CENTRAL BANK: Federal Reserve

The U.S. Federal Reserve on Wednesday brought its three-year drive to tighten monetary policy to an abrupt end, abandoning projections for any interest rate hikes this year amid signs of an economic slowdown, and saying it would halt the steady decline of its balance sheet in September. Rates are now seen peaking at 2.6 percent, sometime in 2020. The economic projections released on Wednesday showed policymakers at the median see the U.S. economy growing only 2.1 percent in 2019, a full percentage point below the roughly 3 percent growth that was seen in 2018 and which the Trump administration contends will continue. If we now take the dot plot at face value, then it seems the Fed will hold rates steady this year before raising one more time in 2020. If this occurs, it would be unprecedented. Since the 1970s, there have been three times when the Fed held rates steady for more than a year after raising them in the previous three months: 2006, 2000 and 1997. Invariably, the next move was a … rate cut!

STOCK: Bayer

Shares in Germany's Bayer's fell almost 12 percent (biggest intraday loss in 16 years, wiping some 8 billion euros off its valuation) on Wednesday after a second U.S. jury ruled its Roundup weed killer caused cancer. Tuesday's unanimous jury decision in San Francisco federal court was not a finding of Bayer's liability for the cancer of a plaintiff. Liability and damages will be decided by the same jury in a second trial phase. This case was only the second of some … 11’200 Roundup lawsuits to go to trial in the United States (another California man was awarded $78 million after a state court jury found Roundup caused his cancer). Brokerage Warburg lowered its recommendation to "Hold" from "Buy", arguing that the with the renewed setback upcoming glyphosate court cases would remain a drag on the share price. Pain might not be over for Bayer…

THE SUBJECTS

Several hot topics were discussed this week, including:
How to invest in artificial intelligence in 2019? / The retail sector is not dead / Beware of the blackout period / The Fed meeting / Answering fundamental market questions

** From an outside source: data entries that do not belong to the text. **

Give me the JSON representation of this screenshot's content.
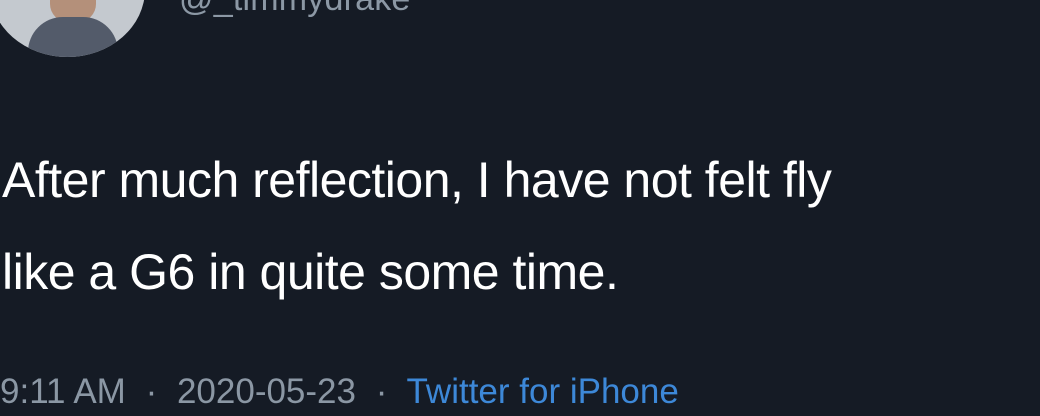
{
  "tweet": {
    "handle": "@_timmydrake",
    "text_lines": [
      "After much reflection, I have not felt fly",
      "like a G6 in quite some time."
    ],
    "time": "9:11 AM",
    "date": "2020-05-23",
    "separator": "·",
    "source": "Twitter for iPhone"
  },
  "colors": {
    "background": "#151b25",
    "text": "#ffffff",
    "secondary_text": "#8b97a4",
    "link": "#3d88d8"
  },
  "icons": {
    "avatar": "profile-photo"
  }
}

Please feel free to ask for more information if interested.

CHART OF THE WEEK: Bank revival?

SWOT: On the cliff

“(US) Inflation target is met" (STRENGHTS). The CPI, a key measure of underlying U.S. inflation unexpectedly eased in February amid falling prices for autos and prescription drugs, giving the Federal Reserve more room to stick to its plan for being patient on raising interest rates. “

“(US) Level of confidence fade” (WEAKNESSES) is on the cliff this week. Consumer confidence surged in February and rose for the first time in four months, a sign that Americans have regained optimism after the recovery in the U.S. stock market, the end of the government shutdown and diminished worries about recession.

SWOT stands for Strengths, Weaknesses, Opportunities and Threats, the French equivalent of FFOM analysis (Forces, Faiblesses, Opportunités et Menaces). While SWOT analysis can be used to develop a company's marketing strategy and evaluate the success of a project (by studying data sets such as company's strengths and weaknesses, but also competition or potential markets), I decided several years ago to adapt it as a way to analyse financial markets. SWOT analysis allows a general development of markets by crossing two types of data: internal and external. The internal information taken into account will be the strengths and weaknesses of the market. The external data will focus on threats and opportunities in the vicinity. Finally, and most interestingly, there is a table that will evolve according to current events, which will allow it to reflect the underlying trend in the financial markets on a weekly basis.

Author

Mirabaud Securities